But there is a path forward. By using harm reduction approaches, grounded in justice and human rights, and centering those experiencing homelessness in our decision-making and policies, we can create humanistic and equitable approaches to address the water, sanitation, hygiene needs of people experiencing homelessness and related emotional, mental, and physical health outcomes that result from unmet needs. My early work in Appalachia helped me re-imagine what good public health work can look like.
Reflections from Appalachia
My journey in water, sanitation, and hygiene among those without stable housing began amid the mountains and hollows of Central Appalachia where the opioid epidemic has hit hard and there are scant social, economic, and healthcare resources.
After graduating from my master’s program, I began working as a research assistant in Appalachian Kentucky. While working on projects focused on substance use, I spoke with many people experiencing homelessness and later conducted a study to understand their experiences with water, sanitation, and hygiene; the first of its kind in rural America.
I was also charged with co-hosting community cookouts to engage with and recruit participants. People would stop by for free food and stay for quick banter.

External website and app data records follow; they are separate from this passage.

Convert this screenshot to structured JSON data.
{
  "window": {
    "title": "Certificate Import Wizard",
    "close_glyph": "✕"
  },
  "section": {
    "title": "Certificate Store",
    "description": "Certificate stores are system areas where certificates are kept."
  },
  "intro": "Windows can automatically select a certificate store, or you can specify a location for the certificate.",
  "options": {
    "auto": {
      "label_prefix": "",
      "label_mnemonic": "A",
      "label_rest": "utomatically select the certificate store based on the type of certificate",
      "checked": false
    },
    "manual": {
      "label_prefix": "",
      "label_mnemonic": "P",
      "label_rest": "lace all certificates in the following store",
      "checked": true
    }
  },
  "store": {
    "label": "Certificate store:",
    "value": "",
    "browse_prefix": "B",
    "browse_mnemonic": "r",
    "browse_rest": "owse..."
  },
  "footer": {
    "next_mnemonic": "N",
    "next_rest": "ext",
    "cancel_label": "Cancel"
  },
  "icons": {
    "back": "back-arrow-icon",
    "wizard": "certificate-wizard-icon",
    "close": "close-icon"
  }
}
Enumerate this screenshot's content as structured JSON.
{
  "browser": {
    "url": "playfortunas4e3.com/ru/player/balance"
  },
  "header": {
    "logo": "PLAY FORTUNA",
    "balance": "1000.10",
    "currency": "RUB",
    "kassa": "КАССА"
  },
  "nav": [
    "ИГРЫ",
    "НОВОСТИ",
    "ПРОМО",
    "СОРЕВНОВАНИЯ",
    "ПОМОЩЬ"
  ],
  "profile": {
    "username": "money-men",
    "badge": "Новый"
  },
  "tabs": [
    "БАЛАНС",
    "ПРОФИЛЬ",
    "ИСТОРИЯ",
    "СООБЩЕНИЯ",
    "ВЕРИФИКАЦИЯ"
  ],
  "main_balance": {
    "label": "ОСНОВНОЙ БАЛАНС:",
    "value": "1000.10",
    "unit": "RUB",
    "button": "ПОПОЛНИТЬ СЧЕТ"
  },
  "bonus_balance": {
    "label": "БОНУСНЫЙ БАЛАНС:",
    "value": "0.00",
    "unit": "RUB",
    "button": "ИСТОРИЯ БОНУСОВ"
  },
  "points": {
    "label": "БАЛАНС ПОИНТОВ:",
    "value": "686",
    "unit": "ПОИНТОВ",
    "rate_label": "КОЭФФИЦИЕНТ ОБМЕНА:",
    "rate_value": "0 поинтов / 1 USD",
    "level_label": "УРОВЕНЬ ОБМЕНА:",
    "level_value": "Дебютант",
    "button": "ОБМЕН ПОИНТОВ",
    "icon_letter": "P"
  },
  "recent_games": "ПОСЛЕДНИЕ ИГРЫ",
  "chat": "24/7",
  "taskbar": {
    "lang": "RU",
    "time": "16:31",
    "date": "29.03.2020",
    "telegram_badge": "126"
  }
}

It took some time for people to open up and overcome their skepticism. After all, I was handing out free food in random parking lots. But over time my relationships with people grew as did the depth of our conversations.